resonates with my own observations concerning myself here: am I a chair?
The cold dies down, clarity returns and so does my abiding boredom with this town. But yaay! for the disappearing of my cold, the state of impermanent soggy head and other gagging and gasping matters.
My insights these days hurts my brain, and what astonishes me most is the continual lack of insight expressed by those around me. I put it down to personality differences. One has to develop a certain sense of Systems Logic to understand what I understand, see what I see. Without sociology, the rivers of blood run cold.
It’s not just the seeing, though, but the allowing oneself to see, permitting oneself to feel in fact what one does feel, which enliven the data of life, which is otherwise superficially anecdata. Which is to say, both logic and emotion matter. Not one OR the other, but the two together, clasping hands.
I refer, of course, to the dear soul who has now sent me at least 30 blog comments, all of which I have to delete, most of them unread.
When I was a child, I had the most glorious keeshond bitch. She was “mine” just as the other dog we had — a mix of bulldog and labrador — was my younger brother’s. I don’t, for the moment, remember what animal, if any, was said to be owned by my sister or, indeed, the even younger brother. I suspect my sister’s pet might have been a cat we had. I can’t quite bring myself to conclude that her’s was a chicken.
In any case, this dog had a certain fearless charm — in actual fact, a peculiar drive to chase motorbikes whenever she would see one. I remember in one particular instance — (we used to take the dogs for walks unleashed) — when an extremely noisy motorbike suddenly appeared about 50 metres away from where we were walking. We were up towards the top of the road on which I lived. The motorbike had appeared suddenly at the bottom of the road.
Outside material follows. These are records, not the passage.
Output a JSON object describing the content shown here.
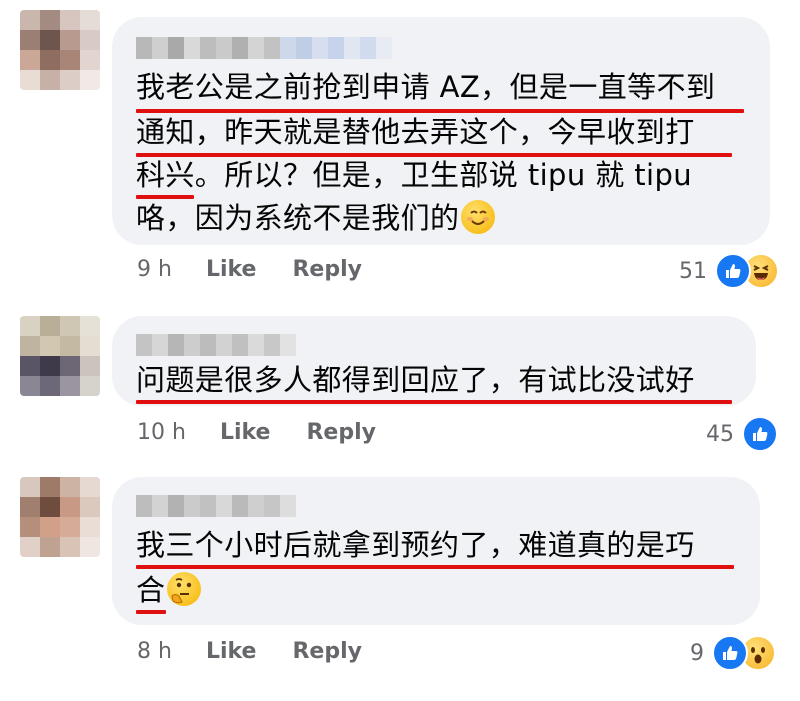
{
  "comments": [
    {
      "lines": [
        "我老公是之前抢到申请 AZ，但是一直等不到",
        "通知，昨天就是替他去弄这个，今早收到打",
        "科兴。所以？但是，卫生部说 tipu 就 tipu",
        "咯，因为系统不是我们的"
      ],
      "emoji": "smiling-face",
      "time": "9 h",
      "like_label": "Like",
      "reply_label": "Reply",
      "reaction_count": "51",
      "reactions": [
        "like-icon",
        "haha-icon"
      ]
    },
    {
      "lines": [
        "问题是很多人都得到回应了，有试比没试好"
      ],
      "time": "10 h",
      "like_label": "Like",
      "reply_label": "Reply",
      "reaction_count": "45",
      "reactions": [
        "like-icon"
      ]
    },
    {
      "lines": [
        "我三个小时后就拿到预约了，难道真的是巧",
        "合"
      ],
      "emoji": "thinking-face",
      "time": "8 h",
      "like_label": "Like",
      "reply_label": "Reply",
      "reaction_count": "9",
      "reactions": [
        "like-icon",
        "wow-icon"
      ]
    }
  ],
  "colors": {
    "bubble": "#f0f2f5",
    "underline": "#e01010",
    "like_blue": "#1877f2",
    "meta_text": "#65676b"
  }
}
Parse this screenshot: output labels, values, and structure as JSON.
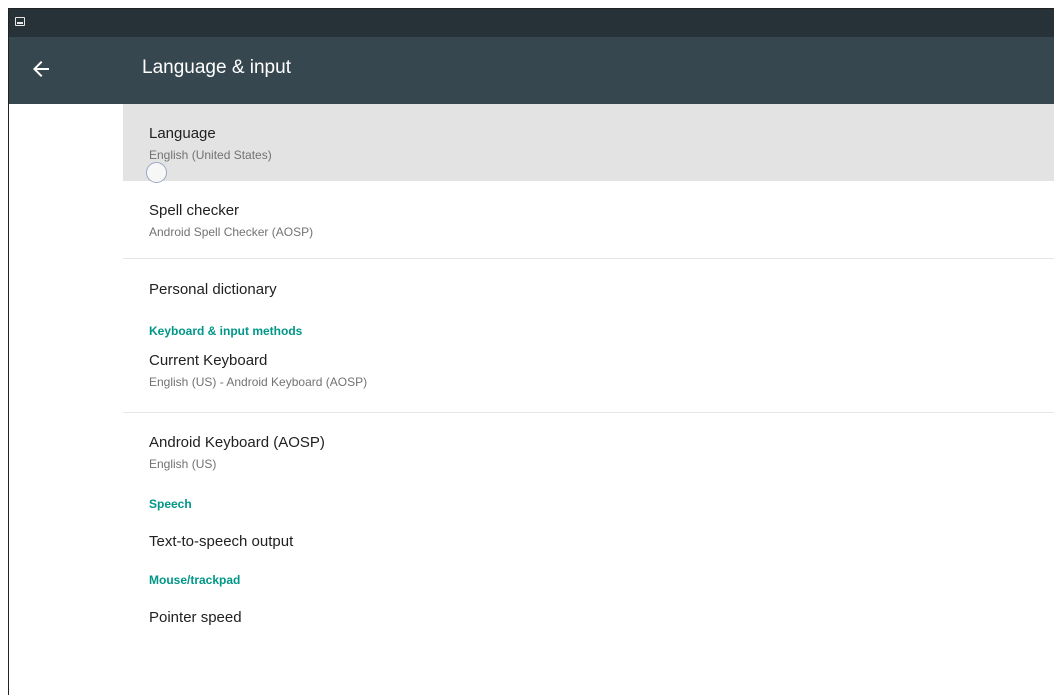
{
  "app_bar": {
    "title": "Language & input"
  },
  "items": {
    "language": {
      "title": "Language",
      "summary": "English (United States)"
    },
    "spell_checker": {
      "title": "Spell checker",
      "summary": "Android Spell Checker (AOSP)"
    },
    "personal_dictionary": {
      "title": "Personal dictionary"
    },
    "current_keyboard": {
      "title": "Current Keyboard",
      "summary": "English (US) - Android Keyboard (AOSP)"
    },
    "android_keyboard": {
      "title": "Android Keyboard (AOSP)",
      "summary": "English (US)"
    },
    "tts_output": {
      "title": "Text-to-speech output"
    },
    "pointer_speed": {
      "title": "Pointer speed"
    }
  },
  "headers": {
    "keyboard": "Keyboard & input methods",
    "speech": "Speech",
    "mouse": "Mouse/trackpad"
  },
  "colors": {
    "status_bar": "#263238",
    "app_bar": "#37474f",
    "accent": "#009688",
    "selected_row": "#e3e3e3"
  },
  "icons": {
    "back": "arrow-back-icon",
    "status": "screenshot-notification-icon"
  }
}
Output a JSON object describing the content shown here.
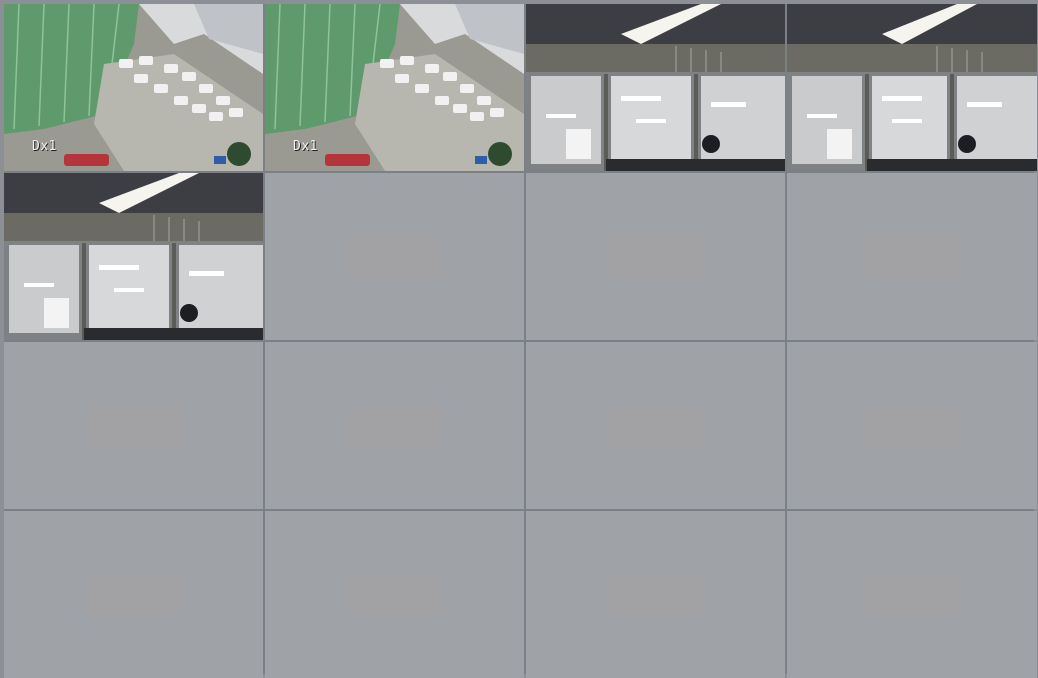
{
  "window": {
    "title": ""
  },
  "grid": {
    "columns": 4,
    "rows": 4,
    "channels": [
      {
        "id": 1,
        "feed": "outdoor-parking-lot",
        "overlay_label": "Dx1"
      },
      {
        "id": 2,
        "feed": "outdoor-parking-lot",
        "overlay_label": "Dx1"
      },
      {
        "id": 3,
        "feed": "indoor-office",
        "overlay_label": ""
      },
      {
        "id": 4,
        "feed": "indoor-office",
        "overlay_label": ""
      },
      {
        "id": 5,
        "feed": "indoor-office",
        "overlay_label": ""
      },
      {
        "id": 6,
        "feed": "no-signal",
        "overlay_label": ""
      },
      {
        "id": 7,
        "feed": "no-signal",
        "overlay_label": ""
      },
      {
        "id": 8,
        "feed": "no-signal",
        "overlay_label": ""
      },
      {
        "id": 9,
        "feed": "no-signal",
        "overlay_label": ""
      },
      {
        "id": 10,
        "feed": "no-signal",
        "overlay_label": ""
      },
      {
        "id": 11,
        "feed": "no-signal",
        "overlay_label": ""
      },
      {
        "id": 12,
        "feed": "no-signal",
        "overlay_label": ""
      },
      {
        "id": 13,
        "feed": "no-signal",
        "overlay_label": ""
      },
      {
        "id": 14,
        "feed": "no-signal",
        "overlay_label": ""
      },
      {
        "id": 15,
        "feed": "no-signal",
        "overlay_label": ""
      },
      {
        "id": 16,
        "feed": "no-signal",
        "overlay_label": ""
      }
    ]
  },
  "colors": {
    "empty_tile": "#9fa3a8",
    "grid_line": "#7b8086",
    "building_green": "#5f9a6c",
    "office_ceiling": "#3d3e44"
  }
}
Pasha — for that was her name — took off, rapidly, hindquarters propelling her fowards after the elusive prize. The motorbike was travelling at quite a speed, but excitement drove her forwards to pursue it, so that she was soon snapping at the wheels, continuously, as the bike continued to speed away from where I stood; my point of vantage. The sight was awesome to see. Having chased the driver one hundred or so metres down the road, she would then withdraw from the chase, and joyously return to me, as if a job had been well done.
I considered this eccentric behaviour of hers very endearing as well as being demonstrative of her passionate spirit.